Martín is an 8-year-old Venezuelan boy. Like so many families, his decided to emigrate. In 2018, they settled in Mexico. Inés Araujo, Martín’s grandmother, who is a psychologist and an educator, joined them and stayed with them for a few months. It is true that psychologists are not supposed to counsel their own family, but, from the kid’s dreams, she explores how he copes with the uprooting experience. This dialogue between a grandmother and her grandson circumvents the protocols of the profession to uncover the powerful mobilization of the forces of the unconscious and imagination in children.
An occupational therapist, Erika Lezama left Venezuela for Perú with the expectation that she could continue to practice her profession. Having overcome more than a few bumps in her road, she finally landed what she thought would be the job of her dreams at a children’s therapy center located in the most exclusive area of Lima. The challenging experience made her realize the kind of professional she wanted to be.
María Laura Silva always wanted to be a doctor. She was presented with many an obstacle as a student of medicine, some of them posed by the crisis facing the country, but that didn’t undermine her determination to graduate. Still, one day in 2018, while at work as a medical intern at a hospital, she began to ask herself whether she should stay the course.

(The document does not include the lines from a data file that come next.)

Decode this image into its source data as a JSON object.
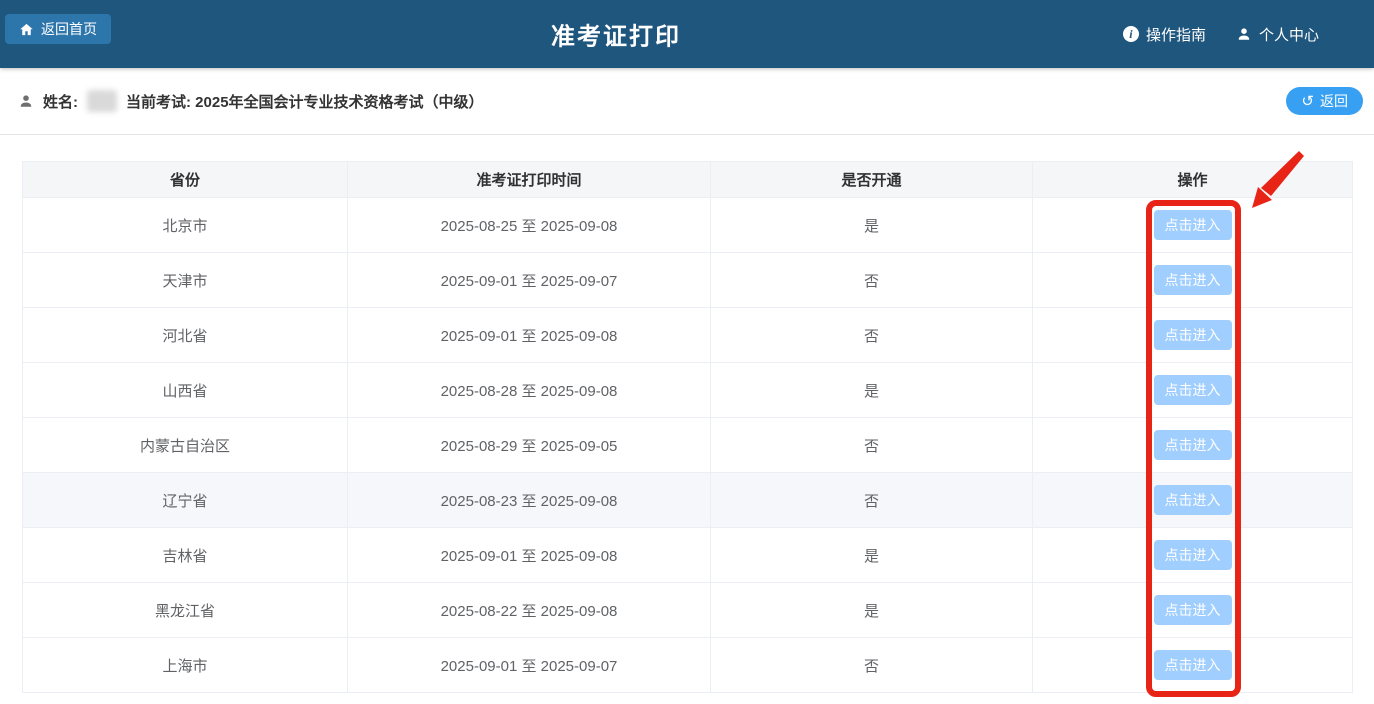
{
  "header": {
    "back_home_label": "返回首页",
    "title": "准考证打印",
    "guide_label": "操作指南",
    "profile_label": "个人中心"
  },
  "subheader": {
    "name_label": "姓名:",
    "exam_label": "当前考试: 2025年全国会计专业技术资格考试（中级）",
    "back_label": "返回"
  },
  "table": {
    "columns": [
      "省份",
      "准考证打印时间",
      "是否开通",
      "操作"
    ],
    "action_label": "点击进入",
    "rows": [
      {
        "province": "北京市",
        "period": "2025-08-25 至 2025-09-08",
        "open": "是",
        "highlighted": false
      },
      {
        "province": "天津市",
        "period": "2025-09-01 至 2025-09-07",
        "open": "否",
        "highlighted": false
      },
      {
        "province": "河北省",
        "period": "2025-09-01 至 2025-09-08",
        "open": "否",
        "highlighted": false
      },
      {
        "province": "山西省",
        "period": "2025-08-28 至 2025-09-08",
        "open": "是",
        "highlighted": false
      },
      {
        "province": "内蒙古自治区",
        "period": "2025-08-29 至 2025-09-05",
        "open": "否",
        "highlighted": false
      },
      {
        "province": "辽宁省",
        "period": "2025-08-23 至 2025-09-08",
        "open": "否",
        "highlighted": true
      },
      {
        "province": "吉林省",
        "period": "2025-09-01 至 2025-09-08",
        "open": "是",
        "highlighted": false
      },
      {
        "province": "黑龙江省",
        "period": "2025-08-22 至 2025-09-08",
        "open": "是",
        "highlighted": false
      },
      {
        "province": "上海市",
        "period": "2025-09-01 至 2025-09-07",
        "open": "否",
        "highlighted": false
      }
    ]
  },
  "colors": {
    "topbar_bg": "#1f567d",
    "back_home_btn": "#2d76ab",
    "return_btn": "#38a0f2",
    "enter_btn": "#a0cfff",
    "annotation_red": "#e82417",
    "table_border": "#ebeef5",
    "row_highlight": "#f5f7fa"
  }
}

A pioneer in Venezuela in the use of immunohistochemistry —a method that allows for more accurate results in diagnostic pathology—, Dr. Jorge García Tamayo devoted six decades of his life to research and teaching. One day, he invited Elsie Picott, at the time a resident student of Universidad Central de Venezuela Anatomic Pathology Graduate Program, to join him in a research work. She has since considered him her mentor. Twenty years later, she stills asks him for advice, which he delivers, even from afar.
Simple things such as receiving quality care, words of encouragement or a hug can mean the world to patients. That’s what Rubén Darío Carrero learned when he was just starting practicing as a physician. This is his account of the stressful and moving experience behind this reflection.